◆ **DATA FOR THIS TASK**

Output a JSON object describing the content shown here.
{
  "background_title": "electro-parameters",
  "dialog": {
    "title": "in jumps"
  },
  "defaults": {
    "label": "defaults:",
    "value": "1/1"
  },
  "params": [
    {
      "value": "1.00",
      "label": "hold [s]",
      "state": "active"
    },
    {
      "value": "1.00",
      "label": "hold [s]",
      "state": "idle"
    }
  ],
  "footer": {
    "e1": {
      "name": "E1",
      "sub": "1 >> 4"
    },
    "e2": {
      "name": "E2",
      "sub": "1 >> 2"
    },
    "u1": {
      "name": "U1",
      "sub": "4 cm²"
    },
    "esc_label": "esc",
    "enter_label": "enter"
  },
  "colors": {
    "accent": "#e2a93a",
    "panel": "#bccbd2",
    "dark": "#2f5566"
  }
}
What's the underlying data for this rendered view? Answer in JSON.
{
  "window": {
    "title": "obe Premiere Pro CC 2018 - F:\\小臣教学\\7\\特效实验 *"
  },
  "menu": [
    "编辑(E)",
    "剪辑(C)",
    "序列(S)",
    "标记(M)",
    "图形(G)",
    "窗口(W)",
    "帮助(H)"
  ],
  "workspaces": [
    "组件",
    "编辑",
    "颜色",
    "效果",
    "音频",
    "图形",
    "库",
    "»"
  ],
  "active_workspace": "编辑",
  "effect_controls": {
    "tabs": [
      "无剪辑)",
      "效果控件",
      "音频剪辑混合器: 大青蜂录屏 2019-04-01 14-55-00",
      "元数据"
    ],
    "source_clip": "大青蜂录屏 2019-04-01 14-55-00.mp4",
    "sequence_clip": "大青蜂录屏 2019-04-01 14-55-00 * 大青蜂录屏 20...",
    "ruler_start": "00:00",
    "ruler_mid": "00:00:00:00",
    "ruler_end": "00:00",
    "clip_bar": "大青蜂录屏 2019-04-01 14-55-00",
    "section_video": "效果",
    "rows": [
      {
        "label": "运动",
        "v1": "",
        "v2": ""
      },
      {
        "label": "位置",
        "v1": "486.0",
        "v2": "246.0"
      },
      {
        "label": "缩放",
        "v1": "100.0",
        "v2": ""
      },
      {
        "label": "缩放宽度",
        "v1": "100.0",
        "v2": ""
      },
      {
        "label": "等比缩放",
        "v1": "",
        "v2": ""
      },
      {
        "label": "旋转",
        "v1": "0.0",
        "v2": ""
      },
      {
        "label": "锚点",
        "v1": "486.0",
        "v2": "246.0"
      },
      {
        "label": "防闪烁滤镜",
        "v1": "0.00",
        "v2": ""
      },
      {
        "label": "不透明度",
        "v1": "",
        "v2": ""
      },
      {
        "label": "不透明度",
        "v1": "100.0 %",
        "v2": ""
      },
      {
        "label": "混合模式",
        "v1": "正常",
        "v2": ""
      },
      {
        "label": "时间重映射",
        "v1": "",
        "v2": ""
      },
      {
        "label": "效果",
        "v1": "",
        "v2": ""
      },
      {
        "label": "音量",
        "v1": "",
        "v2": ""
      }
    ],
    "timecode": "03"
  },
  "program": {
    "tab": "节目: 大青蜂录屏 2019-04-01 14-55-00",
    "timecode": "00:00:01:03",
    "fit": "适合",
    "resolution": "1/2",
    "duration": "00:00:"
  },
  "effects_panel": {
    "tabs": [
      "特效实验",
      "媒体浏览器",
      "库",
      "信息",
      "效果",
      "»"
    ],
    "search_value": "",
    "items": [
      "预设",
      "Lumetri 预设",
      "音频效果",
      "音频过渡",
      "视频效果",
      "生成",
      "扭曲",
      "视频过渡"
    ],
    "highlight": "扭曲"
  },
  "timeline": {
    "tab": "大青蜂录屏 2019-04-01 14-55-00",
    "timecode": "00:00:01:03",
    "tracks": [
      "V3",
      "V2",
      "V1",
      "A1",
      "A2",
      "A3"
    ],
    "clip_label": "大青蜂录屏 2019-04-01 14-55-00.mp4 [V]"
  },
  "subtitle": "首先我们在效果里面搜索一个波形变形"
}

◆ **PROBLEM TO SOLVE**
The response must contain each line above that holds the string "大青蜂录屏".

◆ **SOLUTION FOR THIS EXERCISE**
      "音频剪辑混合器: 大青蜂录屏 2019-04-01 14-55-00",
    "source_clip": "大青蜂录屏 2019-04-01 14-55-00.mp4",
    "sequence_clip": "大青蜂录屏 2019-04-01 14-55-00 * 大青蜂录屏 20...",
    "clip_bar": "大青蜂录屏 2019-04-01 14-55-00",
    "tab": "节目: 大青蜂录屏 2019-04-01 14-55-00",
    "tab": "大青蜂录屏 2019-04-01 14-55-00",
    "clip_label": "大青蜂录屏 2019-04-01 14-55-00.mp4 [V]"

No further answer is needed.